Data for review |
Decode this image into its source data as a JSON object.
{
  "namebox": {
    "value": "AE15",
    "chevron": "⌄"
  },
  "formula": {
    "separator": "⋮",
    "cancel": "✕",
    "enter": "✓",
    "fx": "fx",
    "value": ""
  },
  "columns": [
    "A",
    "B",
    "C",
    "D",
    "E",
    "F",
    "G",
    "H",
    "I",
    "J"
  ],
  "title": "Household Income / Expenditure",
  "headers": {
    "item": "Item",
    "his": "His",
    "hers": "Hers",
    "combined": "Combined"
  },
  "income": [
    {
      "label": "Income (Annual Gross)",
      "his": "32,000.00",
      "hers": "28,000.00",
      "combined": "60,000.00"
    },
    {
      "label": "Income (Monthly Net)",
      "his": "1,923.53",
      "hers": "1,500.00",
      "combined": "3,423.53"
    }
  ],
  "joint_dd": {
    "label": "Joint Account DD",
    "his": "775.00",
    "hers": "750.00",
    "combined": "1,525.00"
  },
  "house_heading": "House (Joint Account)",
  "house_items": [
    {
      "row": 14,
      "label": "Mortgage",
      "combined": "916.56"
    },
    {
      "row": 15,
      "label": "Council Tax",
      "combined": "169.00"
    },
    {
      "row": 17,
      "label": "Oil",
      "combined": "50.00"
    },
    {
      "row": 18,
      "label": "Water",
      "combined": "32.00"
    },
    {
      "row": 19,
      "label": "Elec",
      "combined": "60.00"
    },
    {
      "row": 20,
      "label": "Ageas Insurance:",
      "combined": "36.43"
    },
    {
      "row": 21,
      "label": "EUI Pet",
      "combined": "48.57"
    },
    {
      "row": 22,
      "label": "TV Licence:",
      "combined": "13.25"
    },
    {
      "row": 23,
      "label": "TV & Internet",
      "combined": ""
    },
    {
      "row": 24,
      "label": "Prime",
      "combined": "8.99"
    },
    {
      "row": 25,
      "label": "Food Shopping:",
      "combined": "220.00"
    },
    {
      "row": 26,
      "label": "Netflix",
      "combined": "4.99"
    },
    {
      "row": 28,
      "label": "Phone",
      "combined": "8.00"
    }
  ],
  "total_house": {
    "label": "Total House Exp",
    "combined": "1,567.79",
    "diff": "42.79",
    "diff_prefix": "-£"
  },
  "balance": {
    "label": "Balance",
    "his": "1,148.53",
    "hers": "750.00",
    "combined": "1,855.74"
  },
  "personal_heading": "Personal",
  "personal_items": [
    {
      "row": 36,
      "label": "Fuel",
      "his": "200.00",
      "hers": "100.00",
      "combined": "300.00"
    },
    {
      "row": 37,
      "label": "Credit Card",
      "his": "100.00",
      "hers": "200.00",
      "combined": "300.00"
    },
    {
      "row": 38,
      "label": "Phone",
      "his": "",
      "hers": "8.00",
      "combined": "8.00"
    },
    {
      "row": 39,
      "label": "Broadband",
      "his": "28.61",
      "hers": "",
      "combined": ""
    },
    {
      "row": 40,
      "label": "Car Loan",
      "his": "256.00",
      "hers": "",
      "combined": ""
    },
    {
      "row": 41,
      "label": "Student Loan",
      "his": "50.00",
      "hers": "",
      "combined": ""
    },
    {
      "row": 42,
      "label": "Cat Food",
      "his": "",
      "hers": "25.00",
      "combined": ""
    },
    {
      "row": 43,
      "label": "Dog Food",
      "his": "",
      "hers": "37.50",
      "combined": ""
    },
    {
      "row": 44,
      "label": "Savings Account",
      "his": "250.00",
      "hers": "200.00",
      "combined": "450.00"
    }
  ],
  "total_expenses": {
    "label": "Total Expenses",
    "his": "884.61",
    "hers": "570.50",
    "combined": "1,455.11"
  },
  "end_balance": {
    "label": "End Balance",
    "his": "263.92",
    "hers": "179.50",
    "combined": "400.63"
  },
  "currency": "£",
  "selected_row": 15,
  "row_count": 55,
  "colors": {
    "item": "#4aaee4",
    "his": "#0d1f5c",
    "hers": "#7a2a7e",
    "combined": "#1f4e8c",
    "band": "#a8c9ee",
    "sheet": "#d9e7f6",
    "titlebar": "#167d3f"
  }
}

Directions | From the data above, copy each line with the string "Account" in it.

Completed task |
    "label": "Joint Account DD",
  "house_heading": "House (Joint Account)",
      "label": "Savings Account",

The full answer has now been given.